Despite assurances by the leader of the Séléka rebel alliance, self-proclaimed president of the Central African Republic Michel Djotodia, that a “red brigade” would be established to stop the looting and violence that has ensued since Sunday’s coup, citizens do not feel security has been restored.
Three weeks after the new school year began in Brazzaville, many students in the capital of the Republic of the Congo have yet to attend a single class. The city is still trying to recover from a huge explosion at an arms dump in March.
Five-year-old Vianey hasn't seen his parents since a series of explosions ripped through an ammunition dump in Brazzaville on Mar. 4. A stranger, Jules Bomboko, said he found Vianey days later, wandering around the Tréchot neighbourhood, a few hundred metres from the site of the blasts.
Authorities in the Republic of Congo are showing an encouraging new readiness to arrest and prosecute people trading in endangered species.
Marguerite Kassa feared she would find herself alone in the small crowd of a dozen other pregnant women at the integrated health centre in Mossendjo, in the southwestern Republic of Congo. "I am six months pregnant already, but I hesitated to come here before now, because there is so much contempt for us," the thirty-year-old indigenous woman tells IPS. "Yet I was warmly welcomed."
Only two of the eleven countries that share the Congo Basin have validated their plans to participate in the forest conservation process known as REDD+.
Heads of state from the Amazon, Congo and Borneo-Mekong basins are meeting in the Congolese capital, Brazzaville: leaders hope to reach an accord on sound management of valuable rainforest ecoystems, but civil society actors believe the problems faced by local populations may be ignored.
It's noon at Jean-Félix Tchicaya Primary in Pointe Noire, the economic capital of Congo. Students are settling into their chairs, but not to resume their lessons. They are waiting eagerly for the hot meal that's served in the classroom each day, their plates already laid out on their desks.
In the hope of strengthening its agricultural production, the Republic of Congo has handed over 80,000 hectares of arable land to a company owned and operated by 14 South African farmers.
The Autonomous Port of Pointe-Noire has evicted 8,000 residents of a fishing village to make way for expanded facilities. The move is a blow to the community's livelihoods, as well as closing down the market that supplied the city's poor with affordable protein.
An emergency vaccination campaign against polio begins Nov. 12 in the Republic of Congo, where an epidemic centred on the southern city of Pointe-Noire has killed at least 100 people since the beginning of October.

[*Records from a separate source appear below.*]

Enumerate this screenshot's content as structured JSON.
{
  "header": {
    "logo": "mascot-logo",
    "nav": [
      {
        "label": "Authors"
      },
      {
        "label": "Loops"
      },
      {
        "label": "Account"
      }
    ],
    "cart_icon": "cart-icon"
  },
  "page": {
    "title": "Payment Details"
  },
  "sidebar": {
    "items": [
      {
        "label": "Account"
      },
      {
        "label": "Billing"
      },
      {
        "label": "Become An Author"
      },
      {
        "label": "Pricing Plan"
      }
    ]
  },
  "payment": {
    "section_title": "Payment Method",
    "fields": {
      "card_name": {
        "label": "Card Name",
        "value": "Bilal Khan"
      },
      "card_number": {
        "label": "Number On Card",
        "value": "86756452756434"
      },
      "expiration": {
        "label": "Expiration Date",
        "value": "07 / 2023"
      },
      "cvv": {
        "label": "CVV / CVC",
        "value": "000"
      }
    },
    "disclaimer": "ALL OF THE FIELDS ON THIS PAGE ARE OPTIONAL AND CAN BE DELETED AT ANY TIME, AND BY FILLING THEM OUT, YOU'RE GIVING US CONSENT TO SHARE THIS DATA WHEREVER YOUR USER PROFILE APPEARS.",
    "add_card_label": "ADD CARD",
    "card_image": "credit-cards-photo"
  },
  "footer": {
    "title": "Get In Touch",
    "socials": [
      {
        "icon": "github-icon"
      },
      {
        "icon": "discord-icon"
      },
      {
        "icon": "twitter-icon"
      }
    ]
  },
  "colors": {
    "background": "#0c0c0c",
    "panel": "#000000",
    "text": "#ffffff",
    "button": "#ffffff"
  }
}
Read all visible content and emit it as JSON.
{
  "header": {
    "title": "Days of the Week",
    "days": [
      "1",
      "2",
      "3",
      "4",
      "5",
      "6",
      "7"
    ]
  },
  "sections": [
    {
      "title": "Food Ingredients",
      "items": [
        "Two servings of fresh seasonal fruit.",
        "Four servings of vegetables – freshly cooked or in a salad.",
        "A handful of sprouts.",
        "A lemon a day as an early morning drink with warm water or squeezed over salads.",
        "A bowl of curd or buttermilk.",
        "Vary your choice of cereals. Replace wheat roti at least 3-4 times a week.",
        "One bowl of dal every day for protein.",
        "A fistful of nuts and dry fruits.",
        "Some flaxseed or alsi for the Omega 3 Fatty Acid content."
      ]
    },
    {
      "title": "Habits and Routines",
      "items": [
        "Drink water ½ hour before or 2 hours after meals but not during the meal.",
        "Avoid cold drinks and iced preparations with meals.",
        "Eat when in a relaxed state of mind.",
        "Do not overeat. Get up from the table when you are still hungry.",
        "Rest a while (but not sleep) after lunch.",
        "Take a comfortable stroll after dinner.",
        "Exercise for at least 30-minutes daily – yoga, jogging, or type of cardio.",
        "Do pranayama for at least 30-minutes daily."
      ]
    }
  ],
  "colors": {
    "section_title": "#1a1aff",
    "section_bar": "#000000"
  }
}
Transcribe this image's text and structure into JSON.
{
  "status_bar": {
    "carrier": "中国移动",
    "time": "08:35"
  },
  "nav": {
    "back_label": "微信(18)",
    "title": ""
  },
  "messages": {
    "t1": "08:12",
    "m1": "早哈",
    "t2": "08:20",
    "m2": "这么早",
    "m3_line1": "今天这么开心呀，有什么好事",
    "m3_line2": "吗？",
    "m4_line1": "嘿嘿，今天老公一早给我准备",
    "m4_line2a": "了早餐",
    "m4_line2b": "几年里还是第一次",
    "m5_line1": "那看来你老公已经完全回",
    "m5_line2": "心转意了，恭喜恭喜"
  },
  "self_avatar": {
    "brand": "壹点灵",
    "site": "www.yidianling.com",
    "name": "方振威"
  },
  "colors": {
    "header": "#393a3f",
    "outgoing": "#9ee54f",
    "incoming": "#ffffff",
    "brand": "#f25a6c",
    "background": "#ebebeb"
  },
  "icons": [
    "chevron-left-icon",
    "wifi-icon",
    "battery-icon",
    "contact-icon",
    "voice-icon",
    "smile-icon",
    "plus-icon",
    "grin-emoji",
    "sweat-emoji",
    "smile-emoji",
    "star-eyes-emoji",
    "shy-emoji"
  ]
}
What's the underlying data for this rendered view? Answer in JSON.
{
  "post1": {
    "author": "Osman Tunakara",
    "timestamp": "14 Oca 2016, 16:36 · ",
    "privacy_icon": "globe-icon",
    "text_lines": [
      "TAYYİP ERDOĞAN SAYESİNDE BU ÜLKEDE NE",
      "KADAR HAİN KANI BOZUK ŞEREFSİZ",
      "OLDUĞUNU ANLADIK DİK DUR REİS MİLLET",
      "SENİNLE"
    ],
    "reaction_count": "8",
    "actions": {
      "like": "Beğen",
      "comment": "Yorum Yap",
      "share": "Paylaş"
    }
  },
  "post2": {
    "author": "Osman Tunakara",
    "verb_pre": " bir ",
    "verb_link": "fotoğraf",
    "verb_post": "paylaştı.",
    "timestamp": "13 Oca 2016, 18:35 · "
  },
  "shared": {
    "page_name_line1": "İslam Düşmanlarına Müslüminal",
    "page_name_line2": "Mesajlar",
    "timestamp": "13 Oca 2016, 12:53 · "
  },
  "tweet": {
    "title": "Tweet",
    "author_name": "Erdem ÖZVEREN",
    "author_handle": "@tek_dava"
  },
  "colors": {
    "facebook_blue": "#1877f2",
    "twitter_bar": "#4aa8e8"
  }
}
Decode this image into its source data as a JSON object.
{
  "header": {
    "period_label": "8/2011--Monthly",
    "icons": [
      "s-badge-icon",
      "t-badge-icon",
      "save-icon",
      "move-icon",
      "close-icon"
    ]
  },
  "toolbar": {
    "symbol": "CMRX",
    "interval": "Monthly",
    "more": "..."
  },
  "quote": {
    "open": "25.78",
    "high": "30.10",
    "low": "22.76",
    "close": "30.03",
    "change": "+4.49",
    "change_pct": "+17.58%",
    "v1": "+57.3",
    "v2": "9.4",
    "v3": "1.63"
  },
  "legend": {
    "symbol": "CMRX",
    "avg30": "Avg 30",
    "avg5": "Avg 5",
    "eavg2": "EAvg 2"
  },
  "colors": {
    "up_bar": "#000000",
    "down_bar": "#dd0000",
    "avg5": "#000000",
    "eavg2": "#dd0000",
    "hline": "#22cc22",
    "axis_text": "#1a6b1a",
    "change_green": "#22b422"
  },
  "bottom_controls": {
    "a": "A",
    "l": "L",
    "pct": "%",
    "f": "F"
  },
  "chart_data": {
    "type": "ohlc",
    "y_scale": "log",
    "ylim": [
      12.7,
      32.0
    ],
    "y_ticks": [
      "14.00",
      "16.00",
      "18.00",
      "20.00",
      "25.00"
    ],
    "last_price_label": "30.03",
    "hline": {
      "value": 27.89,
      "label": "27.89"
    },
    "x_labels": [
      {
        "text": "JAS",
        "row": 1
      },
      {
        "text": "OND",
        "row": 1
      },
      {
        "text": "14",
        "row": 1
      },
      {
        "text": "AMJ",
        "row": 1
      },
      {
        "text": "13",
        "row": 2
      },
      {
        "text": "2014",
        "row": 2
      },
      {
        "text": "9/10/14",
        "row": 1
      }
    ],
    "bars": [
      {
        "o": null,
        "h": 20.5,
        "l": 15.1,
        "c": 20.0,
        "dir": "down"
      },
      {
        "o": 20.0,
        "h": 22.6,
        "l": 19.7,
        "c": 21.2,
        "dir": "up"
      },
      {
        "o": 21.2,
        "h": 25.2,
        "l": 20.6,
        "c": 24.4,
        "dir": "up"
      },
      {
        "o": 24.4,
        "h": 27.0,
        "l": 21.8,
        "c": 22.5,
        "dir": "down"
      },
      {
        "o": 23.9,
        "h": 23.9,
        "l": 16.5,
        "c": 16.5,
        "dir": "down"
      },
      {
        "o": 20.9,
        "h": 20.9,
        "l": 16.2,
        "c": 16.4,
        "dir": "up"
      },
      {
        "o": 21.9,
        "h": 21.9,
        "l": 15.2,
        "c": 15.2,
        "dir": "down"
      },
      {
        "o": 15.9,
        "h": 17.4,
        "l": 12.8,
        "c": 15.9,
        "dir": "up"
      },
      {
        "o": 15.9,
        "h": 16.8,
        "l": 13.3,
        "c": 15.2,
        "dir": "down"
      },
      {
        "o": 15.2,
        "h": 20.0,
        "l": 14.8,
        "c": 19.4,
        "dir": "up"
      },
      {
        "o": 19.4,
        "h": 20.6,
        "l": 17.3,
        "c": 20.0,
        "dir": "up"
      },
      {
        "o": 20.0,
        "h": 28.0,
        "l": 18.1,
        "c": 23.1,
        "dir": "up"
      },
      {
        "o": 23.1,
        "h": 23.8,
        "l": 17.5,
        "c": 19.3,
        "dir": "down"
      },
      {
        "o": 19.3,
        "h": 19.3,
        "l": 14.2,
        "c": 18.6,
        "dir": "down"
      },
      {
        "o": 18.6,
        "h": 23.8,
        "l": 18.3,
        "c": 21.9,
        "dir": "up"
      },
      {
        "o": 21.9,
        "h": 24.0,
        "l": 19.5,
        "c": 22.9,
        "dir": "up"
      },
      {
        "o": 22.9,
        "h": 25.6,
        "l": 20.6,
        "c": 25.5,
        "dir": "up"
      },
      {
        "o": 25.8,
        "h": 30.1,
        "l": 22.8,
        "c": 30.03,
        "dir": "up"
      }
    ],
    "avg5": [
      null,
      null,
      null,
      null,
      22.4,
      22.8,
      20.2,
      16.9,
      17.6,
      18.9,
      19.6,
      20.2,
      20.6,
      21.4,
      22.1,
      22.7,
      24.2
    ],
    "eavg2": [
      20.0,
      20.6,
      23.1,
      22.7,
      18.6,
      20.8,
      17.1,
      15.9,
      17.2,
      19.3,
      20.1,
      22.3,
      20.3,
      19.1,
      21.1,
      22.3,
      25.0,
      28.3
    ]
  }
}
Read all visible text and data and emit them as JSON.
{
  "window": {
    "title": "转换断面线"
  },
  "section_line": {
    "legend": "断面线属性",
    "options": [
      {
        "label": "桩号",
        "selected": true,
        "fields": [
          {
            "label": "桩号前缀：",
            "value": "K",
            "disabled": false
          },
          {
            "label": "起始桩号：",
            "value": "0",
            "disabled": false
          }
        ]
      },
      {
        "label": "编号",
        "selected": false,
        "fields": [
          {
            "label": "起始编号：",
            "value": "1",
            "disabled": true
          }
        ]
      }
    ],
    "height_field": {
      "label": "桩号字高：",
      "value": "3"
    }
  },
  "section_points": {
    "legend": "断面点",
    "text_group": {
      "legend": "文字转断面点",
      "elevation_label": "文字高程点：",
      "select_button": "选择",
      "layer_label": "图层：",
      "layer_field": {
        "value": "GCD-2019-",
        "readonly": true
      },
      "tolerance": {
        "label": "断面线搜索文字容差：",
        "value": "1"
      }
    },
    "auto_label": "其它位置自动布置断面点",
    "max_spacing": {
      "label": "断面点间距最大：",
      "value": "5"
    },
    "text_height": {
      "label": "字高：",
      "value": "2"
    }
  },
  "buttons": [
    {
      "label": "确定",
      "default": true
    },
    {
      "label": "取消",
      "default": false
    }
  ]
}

"Today, I'm ashamed to have signed the documents creating this park, because I didn't know that we would die of hunger in the middle of the forest." Mpaka- Mbouiti is a leader in the village of Loussala, in the Conkouati-Douli National Park.
"I came here out of curiosity, but I ended up taking an AIDS test. I have the results," Gerard, 30 years old, told IPS. He adds, right before leaving: "The results are negative."
The trees are falling in Pool, and there are plenty of people to hear the sound. In a painful irony, the end of armed conflict in 2003, has signaled the wholesale devastation of forests in this southern region of the Republic of Congo.
"But why do they kill gorillas, why do they trap them and put them in cages? One day, if i'm president, i'll stop all those who kill gorillas, chimpanzees and bonobos," says 11-year-old Judicaëlle, a student at the Holy Sprit of Moungali School in Brazzaville.
Two kilometres from the village of Ngouha II, a party of villagers are busy repairing an old bridge made of logs, and filling in a massive pothole.
As Omar Bongo Ondimba, the Gabonese president who died at age 73 in Barcelona on Jun. 8, is buried in Franceville in the south-west of Gabon on Thursday, his 41-year-reign as absolute ruler of this oil-producing country of 1.5 million has received mixed reviews.
At the Integrated Health Centre of Bissita, located in the Bacongo area of Brazzaville, the capital of the Republic of Congo, pregnant women seated on a long bench wait to have prenatal examinations.
As 2007 draws to a close, citizens of Congo can look back on another year in which the challenge of introducing greater accountability into the Central African country's opaque and corrupt oil sector loomed large.
Sixteen-year-old Bamanandoki Pitchou hasn't finished his apprenticeship in hairdressing yet, but he already has a small business. A former street child who lives in Kinsoundi - a suburb in the south of the Congolese capital, Brazzaville - Pitchou trains in the morning, and attends to clients in the afternoon.